What is expected: Find the string "file" in the entries and copy each line that has it.

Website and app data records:

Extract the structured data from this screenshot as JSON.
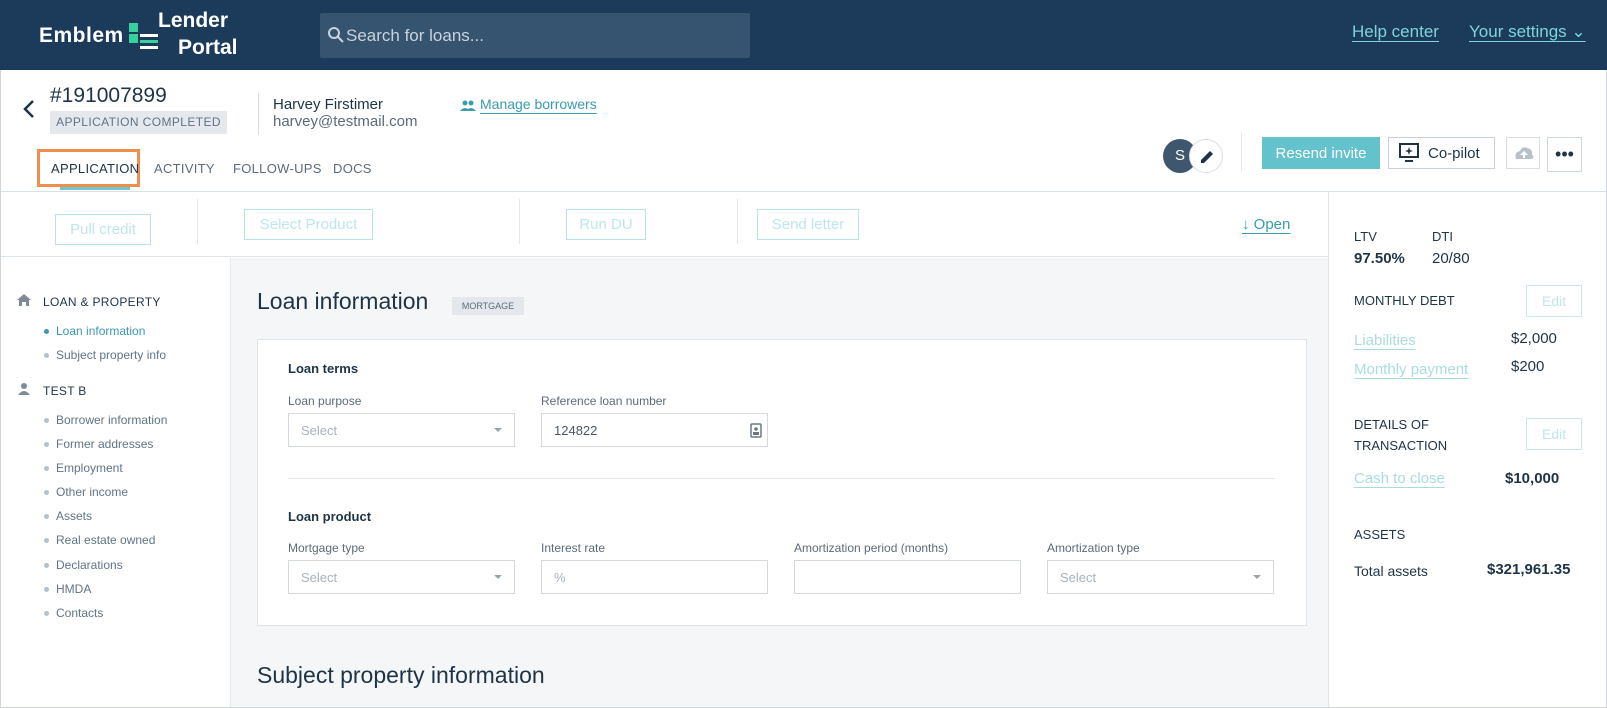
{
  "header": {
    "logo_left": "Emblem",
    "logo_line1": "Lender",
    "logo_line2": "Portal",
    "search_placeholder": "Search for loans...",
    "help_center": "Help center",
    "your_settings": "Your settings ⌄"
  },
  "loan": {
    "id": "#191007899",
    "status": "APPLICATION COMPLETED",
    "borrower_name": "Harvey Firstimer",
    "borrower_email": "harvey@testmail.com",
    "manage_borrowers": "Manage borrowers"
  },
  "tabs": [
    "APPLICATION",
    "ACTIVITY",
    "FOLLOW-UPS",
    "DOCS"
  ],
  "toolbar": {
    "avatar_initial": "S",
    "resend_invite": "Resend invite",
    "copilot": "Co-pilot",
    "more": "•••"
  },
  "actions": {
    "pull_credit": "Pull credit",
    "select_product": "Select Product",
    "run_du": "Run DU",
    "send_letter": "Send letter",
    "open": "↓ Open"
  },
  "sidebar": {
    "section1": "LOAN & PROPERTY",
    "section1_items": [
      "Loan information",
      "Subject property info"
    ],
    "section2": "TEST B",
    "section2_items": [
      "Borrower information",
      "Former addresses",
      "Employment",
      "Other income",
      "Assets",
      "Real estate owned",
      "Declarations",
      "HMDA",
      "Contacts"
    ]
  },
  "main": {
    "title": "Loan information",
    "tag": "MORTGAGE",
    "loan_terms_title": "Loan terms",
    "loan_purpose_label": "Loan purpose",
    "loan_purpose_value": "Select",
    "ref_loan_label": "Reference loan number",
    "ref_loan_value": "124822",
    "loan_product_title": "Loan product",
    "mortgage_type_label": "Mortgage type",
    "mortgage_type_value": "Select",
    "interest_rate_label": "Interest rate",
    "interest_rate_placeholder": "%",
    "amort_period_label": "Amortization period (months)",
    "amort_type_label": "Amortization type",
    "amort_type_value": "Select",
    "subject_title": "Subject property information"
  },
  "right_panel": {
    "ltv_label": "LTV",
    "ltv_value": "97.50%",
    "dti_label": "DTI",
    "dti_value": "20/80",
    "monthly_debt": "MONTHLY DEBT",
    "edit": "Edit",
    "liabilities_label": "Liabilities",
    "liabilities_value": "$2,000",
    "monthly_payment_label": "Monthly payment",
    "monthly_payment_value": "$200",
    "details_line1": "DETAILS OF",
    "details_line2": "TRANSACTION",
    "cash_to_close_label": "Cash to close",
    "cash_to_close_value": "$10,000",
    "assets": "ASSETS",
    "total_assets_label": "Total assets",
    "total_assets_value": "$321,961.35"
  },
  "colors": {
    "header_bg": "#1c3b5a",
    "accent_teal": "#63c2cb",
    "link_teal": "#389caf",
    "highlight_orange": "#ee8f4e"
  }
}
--
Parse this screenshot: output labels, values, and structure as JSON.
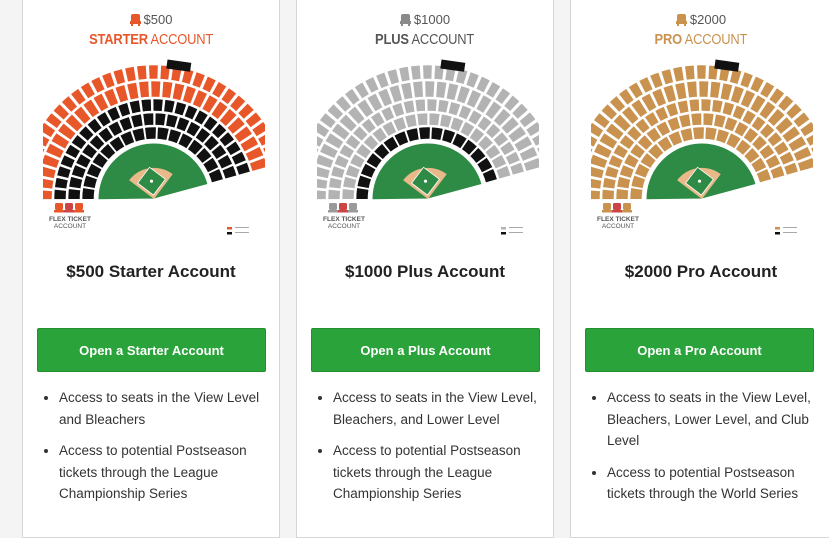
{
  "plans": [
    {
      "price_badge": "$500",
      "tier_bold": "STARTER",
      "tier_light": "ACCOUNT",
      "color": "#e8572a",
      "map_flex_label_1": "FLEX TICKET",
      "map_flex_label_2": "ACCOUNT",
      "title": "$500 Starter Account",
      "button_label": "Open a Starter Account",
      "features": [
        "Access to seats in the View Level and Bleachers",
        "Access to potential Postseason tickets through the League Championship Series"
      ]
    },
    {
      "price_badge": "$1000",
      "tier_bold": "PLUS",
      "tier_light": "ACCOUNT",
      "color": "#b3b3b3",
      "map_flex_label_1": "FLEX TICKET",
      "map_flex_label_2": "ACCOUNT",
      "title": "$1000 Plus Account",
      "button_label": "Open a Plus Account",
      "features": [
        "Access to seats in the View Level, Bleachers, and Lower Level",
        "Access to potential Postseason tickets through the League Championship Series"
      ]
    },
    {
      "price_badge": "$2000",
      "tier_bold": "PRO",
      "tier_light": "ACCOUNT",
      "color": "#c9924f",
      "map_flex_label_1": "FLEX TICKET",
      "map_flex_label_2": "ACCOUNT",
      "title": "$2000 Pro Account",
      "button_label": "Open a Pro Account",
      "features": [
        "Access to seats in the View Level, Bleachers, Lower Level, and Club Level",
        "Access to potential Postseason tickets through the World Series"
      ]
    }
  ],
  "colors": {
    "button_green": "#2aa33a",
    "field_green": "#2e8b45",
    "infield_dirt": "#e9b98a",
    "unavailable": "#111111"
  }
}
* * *
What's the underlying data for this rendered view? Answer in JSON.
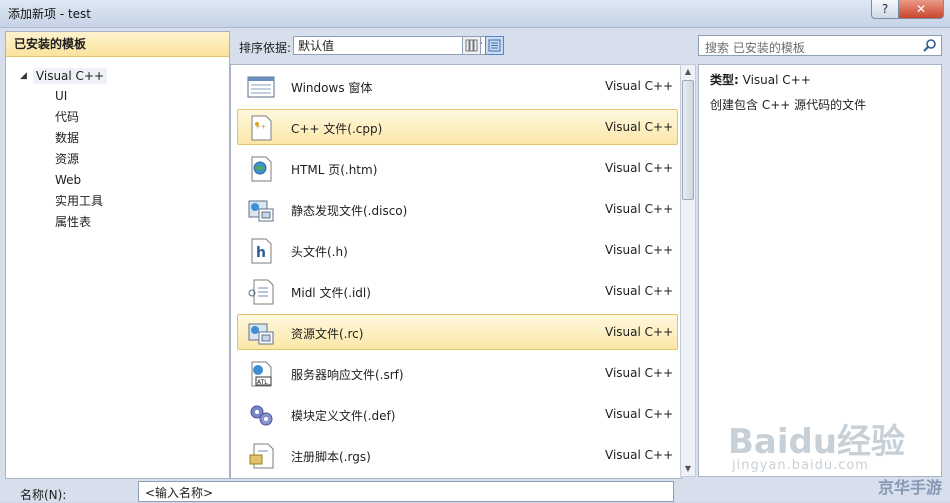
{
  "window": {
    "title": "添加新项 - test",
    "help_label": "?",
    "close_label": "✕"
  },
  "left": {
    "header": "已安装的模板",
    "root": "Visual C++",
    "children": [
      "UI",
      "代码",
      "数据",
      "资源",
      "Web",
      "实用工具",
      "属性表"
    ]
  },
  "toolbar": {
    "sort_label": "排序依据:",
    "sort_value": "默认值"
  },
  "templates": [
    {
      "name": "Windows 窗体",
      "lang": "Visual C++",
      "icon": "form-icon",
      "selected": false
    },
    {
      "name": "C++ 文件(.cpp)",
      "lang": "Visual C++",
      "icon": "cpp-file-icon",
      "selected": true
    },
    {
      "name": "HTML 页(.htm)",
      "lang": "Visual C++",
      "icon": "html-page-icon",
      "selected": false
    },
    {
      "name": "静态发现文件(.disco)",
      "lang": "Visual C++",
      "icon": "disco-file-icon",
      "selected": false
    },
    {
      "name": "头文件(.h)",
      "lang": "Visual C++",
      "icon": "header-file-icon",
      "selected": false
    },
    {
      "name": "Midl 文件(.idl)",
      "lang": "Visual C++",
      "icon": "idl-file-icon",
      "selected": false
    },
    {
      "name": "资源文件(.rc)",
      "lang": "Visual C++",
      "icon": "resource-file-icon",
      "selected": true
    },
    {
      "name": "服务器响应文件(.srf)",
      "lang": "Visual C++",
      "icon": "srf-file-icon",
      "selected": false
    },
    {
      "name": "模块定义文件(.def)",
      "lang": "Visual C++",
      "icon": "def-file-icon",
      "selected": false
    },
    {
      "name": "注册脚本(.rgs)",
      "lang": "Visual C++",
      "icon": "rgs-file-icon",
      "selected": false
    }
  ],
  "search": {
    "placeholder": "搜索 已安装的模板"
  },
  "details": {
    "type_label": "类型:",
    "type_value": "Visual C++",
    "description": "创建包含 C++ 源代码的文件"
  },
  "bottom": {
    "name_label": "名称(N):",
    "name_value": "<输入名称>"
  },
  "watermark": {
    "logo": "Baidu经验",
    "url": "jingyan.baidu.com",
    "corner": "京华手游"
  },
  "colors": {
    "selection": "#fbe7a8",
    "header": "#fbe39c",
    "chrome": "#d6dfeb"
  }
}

Result:
      "icon": "cpp-file-icon",
      "icon": "disco-file-icon",
      "icon": "header-file-icon",
      "icon": "idl-file-icon",
      "icon": "resource-file-icon",
      "icon": "srf-file-icon",
      "icon": "def-file-icon",
      "icon": "rgs-file-icon",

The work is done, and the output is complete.